par E. E. DE BEER
I,ngknnieurPrincipal des Ponts et ChausskS.
Docteur en Sciences Appliqutfes.
Directeur de llnstitut GLotechnique de 1Etat.

Les essais de penetration sont tres en vogue en Hollande et en Belgique. 11scommencent

5 &tre utilises dans dautres pays.
Rappelons quen principe lessai consiste a mesurer B chaque profondeur dabord la
resistance a la penetration dun tube en acier muni a sa base dun c6ne, ensuite la resistance
qui doit &tre vaincue pour lenfoncement du cone. La difference entre la resistance totale
et la resistance B lenfoncement du cane fournit la resistance de frottement lateral le long
du tube.
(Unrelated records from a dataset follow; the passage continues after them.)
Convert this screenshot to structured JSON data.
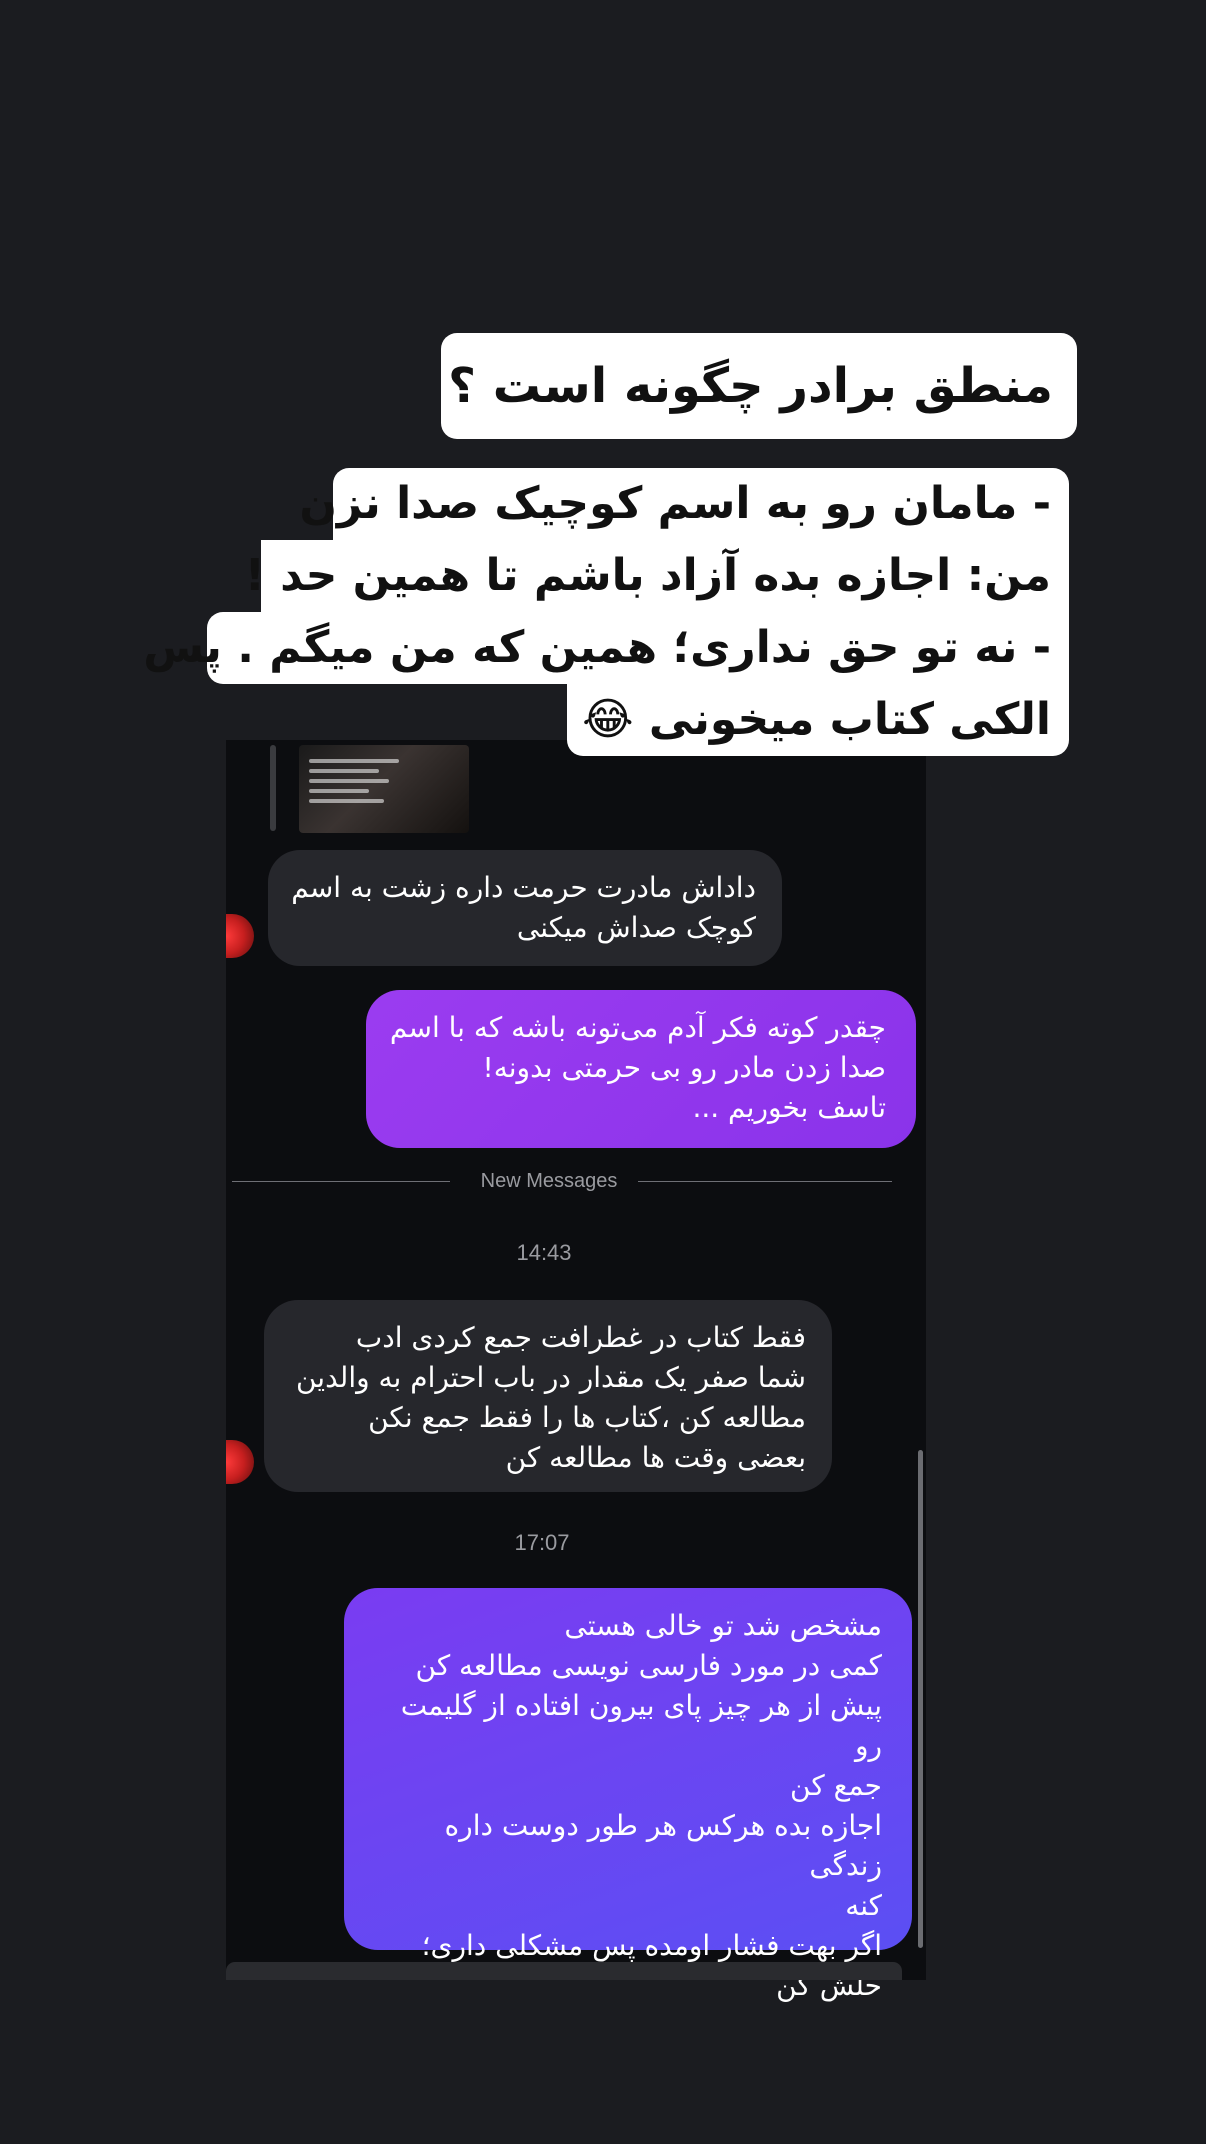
{
  "title_card": {
    "text": "منطق برادر چگونه است ؟"
  },
  "caption": {
    "lines": [
      "- مامان رو به اسم کوچیک صدا نزن",
      "من: اجازه  بده آزاد باشم تا همین حد !",
      "- نه تو حق نداری؛ همین که من میگم . پس",
      "الکی کتاب میخونی 😂"
    ]
  },
  "chat": {
    "divider_label": "New Messages",
    "messages": [
      {
        "direction": "incoming",
        "text": "داداش مادرت حرمت داره زشت به اسم\nکوچک صداش میکنی"
      },
      {
        "direction": "outgoing",
        "text": "چقدر کوته فکر آدم می‌تونه باشه که با اسم\nصدا زدن مادر رو بی حرمتی بدونه!\nتاسف بخوریم ..."
      },
      {
        "direction": "incoming",
        "text": "فقط کتاب در غطرافت  جمع کردی ادب\nشما صفر یک مقدار در باب احترام به والدین\nمطالعه کن ،کتاب ها را فقط جمع نکن\nبعضی وقت ها مطالعه کن"
      },
      {
        "direction": "outgoing",
        "text": "مشخص شد تو خالی هستی\nکمی در مورد فارسی نویسی مطالعه کن\nپیش از هر چیز پای بیرون افتاده از گلیمت رو\nجمع کن\nاجازه بده هرکس هر طور دوست داره زندگی\nکنه\nاگر بهت فشار اومده پس مشکلی داری؛\nحلش کن"
      }
    ],
    "timestamps": [
      "14:43",
      "17:07"
    ]
  }
}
Une photo de lappareil de penetration est donnee B la Fig. 1, tandis que la Fig. 2
montre le tube et le cone (Planche I).* En definitive on obtient deux diagrammes, dont lun
donne la variation de la resistance a la pointe Ck,den fonction de la profondeur, lautre la variation de la resistance de frottement lateral L. Un des grands avantages des essais de penetration
reside dans le fait quils sont effectues sur place, quils mesurent une propri6ttc du sol dans
+v. p. 75.